“Every year that goes by without an increase, workers are effectively seeing a pay cut because wages are staying the same but the cost of living is going up,” says Tsedeye Gebreselassie, a staff attorney at the National Employment Law Project in New York.
The federal minimum wage was $5.15 for about 10 years leading up to 2007, after which time Congress voted to raise the hourly wage to $7.25 in graduated steps.
“In that decadelong period, you saw over 20 states take action to raise the minimum wage on the state level,” Gebreselassie says. “What we’re seeing now is the same thing, with the addition of cities doing it and both states and cities shooting for much more robust minimum wage levels than they have in the past.”

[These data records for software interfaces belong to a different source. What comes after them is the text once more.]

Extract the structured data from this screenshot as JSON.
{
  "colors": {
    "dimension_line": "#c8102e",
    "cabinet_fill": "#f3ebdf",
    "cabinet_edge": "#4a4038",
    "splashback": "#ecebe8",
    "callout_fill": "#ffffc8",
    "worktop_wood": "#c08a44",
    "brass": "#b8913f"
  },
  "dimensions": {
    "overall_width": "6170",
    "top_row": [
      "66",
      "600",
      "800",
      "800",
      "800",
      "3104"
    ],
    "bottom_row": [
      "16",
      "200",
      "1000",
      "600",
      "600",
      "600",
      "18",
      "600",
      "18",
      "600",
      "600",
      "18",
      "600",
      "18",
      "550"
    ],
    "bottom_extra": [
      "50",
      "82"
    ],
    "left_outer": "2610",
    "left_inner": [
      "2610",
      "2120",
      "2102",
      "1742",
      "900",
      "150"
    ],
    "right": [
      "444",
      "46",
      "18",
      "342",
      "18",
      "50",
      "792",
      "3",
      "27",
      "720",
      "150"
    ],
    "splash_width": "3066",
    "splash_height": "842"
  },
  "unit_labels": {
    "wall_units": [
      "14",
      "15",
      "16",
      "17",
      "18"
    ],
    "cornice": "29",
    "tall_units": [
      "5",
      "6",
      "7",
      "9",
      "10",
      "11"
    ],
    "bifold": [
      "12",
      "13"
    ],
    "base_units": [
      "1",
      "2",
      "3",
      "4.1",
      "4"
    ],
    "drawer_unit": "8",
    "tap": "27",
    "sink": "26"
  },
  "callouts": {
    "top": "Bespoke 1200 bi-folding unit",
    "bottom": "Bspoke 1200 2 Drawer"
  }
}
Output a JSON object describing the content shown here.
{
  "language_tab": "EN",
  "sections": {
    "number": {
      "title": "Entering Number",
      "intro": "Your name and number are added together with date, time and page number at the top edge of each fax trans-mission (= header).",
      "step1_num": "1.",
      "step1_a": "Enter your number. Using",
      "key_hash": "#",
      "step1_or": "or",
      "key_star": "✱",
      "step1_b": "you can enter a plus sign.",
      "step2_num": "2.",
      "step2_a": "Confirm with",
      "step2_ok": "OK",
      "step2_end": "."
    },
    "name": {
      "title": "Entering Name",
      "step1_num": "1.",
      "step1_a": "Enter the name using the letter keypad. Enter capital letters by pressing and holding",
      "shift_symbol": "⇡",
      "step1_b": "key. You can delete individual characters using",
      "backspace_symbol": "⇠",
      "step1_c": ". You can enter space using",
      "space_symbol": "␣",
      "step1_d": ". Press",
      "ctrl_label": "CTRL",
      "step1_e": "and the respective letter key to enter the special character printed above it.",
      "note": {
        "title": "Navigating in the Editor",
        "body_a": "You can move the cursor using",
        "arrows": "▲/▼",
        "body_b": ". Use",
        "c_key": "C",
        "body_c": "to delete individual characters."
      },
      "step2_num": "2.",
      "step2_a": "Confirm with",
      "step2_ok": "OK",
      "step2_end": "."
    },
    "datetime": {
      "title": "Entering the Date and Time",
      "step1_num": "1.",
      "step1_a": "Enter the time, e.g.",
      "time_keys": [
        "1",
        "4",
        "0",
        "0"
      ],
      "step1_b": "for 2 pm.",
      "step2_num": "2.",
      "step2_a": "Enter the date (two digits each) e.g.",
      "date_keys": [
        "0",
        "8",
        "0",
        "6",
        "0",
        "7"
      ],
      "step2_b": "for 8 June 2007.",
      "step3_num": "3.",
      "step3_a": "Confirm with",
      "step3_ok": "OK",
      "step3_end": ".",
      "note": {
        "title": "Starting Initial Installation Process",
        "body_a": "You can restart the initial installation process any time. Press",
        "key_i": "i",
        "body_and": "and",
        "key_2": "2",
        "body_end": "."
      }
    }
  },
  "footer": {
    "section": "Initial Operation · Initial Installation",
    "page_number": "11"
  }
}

Opponents of a federal minimum wage increase say it’ll cost jobs, especially for lower-wage workers, as businesses would be more reticent to hire with the increased cost of labor. An August 2013 Pew Research study showed Republicans are about evenly divided on the topic.

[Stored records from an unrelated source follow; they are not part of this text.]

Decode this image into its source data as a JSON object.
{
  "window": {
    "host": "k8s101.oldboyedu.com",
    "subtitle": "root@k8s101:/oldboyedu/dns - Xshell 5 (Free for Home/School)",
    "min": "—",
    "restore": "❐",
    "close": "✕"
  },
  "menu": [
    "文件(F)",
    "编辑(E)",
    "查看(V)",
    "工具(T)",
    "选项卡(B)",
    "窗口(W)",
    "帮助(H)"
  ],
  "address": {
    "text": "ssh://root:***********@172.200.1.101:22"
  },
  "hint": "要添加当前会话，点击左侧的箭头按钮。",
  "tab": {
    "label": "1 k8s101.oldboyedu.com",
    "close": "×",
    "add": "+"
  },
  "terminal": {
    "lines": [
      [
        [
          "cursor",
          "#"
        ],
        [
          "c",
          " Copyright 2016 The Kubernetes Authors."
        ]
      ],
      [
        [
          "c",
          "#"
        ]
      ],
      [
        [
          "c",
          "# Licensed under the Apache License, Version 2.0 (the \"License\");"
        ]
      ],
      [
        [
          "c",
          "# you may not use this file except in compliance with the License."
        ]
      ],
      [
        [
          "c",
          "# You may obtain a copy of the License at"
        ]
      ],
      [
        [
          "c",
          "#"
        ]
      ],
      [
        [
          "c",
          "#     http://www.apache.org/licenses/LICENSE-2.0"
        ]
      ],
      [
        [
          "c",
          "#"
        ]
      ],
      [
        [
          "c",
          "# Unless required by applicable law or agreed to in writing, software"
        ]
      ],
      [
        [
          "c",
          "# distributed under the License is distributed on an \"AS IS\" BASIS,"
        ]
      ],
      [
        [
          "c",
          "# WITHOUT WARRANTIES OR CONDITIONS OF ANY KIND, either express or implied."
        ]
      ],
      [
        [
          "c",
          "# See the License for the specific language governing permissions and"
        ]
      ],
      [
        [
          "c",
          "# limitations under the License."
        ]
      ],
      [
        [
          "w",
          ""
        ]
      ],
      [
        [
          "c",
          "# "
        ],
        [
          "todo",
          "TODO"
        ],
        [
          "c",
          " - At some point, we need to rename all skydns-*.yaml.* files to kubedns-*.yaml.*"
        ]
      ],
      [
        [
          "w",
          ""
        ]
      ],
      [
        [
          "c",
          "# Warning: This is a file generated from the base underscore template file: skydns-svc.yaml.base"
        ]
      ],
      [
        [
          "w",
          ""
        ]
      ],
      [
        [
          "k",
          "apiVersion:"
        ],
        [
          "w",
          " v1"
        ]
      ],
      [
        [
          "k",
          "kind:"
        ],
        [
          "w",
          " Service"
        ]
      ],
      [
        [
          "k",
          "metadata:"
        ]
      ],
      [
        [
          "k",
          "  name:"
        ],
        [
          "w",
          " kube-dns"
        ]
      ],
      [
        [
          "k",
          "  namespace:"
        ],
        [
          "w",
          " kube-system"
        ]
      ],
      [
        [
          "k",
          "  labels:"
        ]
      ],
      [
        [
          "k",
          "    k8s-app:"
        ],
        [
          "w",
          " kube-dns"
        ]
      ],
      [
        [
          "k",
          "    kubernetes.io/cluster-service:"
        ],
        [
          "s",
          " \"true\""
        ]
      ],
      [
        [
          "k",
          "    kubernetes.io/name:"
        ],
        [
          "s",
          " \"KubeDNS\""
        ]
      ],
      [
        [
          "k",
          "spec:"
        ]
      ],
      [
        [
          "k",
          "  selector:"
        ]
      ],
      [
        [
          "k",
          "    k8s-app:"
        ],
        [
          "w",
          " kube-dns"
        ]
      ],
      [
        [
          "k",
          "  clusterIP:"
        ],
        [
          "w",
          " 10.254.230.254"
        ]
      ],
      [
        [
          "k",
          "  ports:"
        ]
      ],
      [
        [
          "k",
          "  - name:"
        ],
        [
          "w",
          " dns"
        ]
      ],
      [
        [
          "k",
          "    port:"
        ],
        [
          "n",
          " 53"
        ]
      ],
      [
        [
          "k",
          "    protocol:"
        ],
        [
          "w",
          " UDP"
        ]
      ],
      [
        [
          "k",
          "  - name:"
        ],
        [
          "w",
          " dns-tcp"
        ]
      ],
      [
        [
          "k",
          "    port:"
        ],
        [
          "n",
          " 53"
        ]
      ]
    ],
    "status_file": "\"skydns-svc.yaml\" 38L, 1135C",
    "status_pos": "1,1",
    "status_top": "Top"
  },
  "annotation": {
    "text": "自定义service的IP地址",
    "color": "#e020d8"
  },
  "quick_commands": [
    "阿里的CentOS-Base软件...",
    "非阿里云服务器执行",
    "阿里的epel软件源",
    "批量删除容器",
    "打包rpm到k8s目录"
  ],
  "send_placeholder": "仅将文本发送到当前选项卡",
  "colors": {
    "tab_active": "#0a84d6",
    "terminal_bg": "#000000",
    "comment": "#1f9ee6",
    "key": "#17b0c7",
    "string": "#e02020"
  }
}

Arkansas, Georgia, Minnesota and Wyoming all have minimum wages set lower than the federal minimum of $7.25 an hour, according to the Labor Department. When the state minimum is set lower, workers are paid according to the federal minimum. Twenty-two states, plus the District of Columbia, all have current minimum wages of at least $8.
So far in 2014, Connecticut, Delaware, Hawaii, Maryland, Minnesota, West Virginia and the District of Columbia have voted to raise their minimum wages, according to the National Conference of State Legislatures. Michigan’s is the first Republican-led legislature to have done so.
Another city to recently raise its minimum wage is San Francisco; as of Jan. 1, 2014, it stands at $10.74 an hour.
The move by individual cities to increase their minimum wage could be a drag on the competitiveness of businesses within the city limits, says Gary Burtless, a senior fellow of economic studies at the Brookings Institution in the District.
“It is going to force the city mothers and fathers of Seattle to think hard about the possible loss of businesses to the suburbs,” he says. “Because if there’s a big gap between the legal minimum in an adjacent suburb and in Seattle proper, then some businesses in Seattle are going to be hurt and businesses across the [city’s] border are going to be helped.”
Burtless says an increase on the federal level could mean “these adverse consequences are minimized.”
He and Shierholz are among 600 economists who earlier this year signed a letter addressed to Obama and congressional leaders urging for an increase of the federal minimum wage to $10.10, saying that it would provide a boost to the economic recovery.
“A minimum-wage increase could have a small stimulative effect on the economy as low-wage workers spend their additional earnings, raising demand and job growth, and providing some help on the jobs front,” the letter read.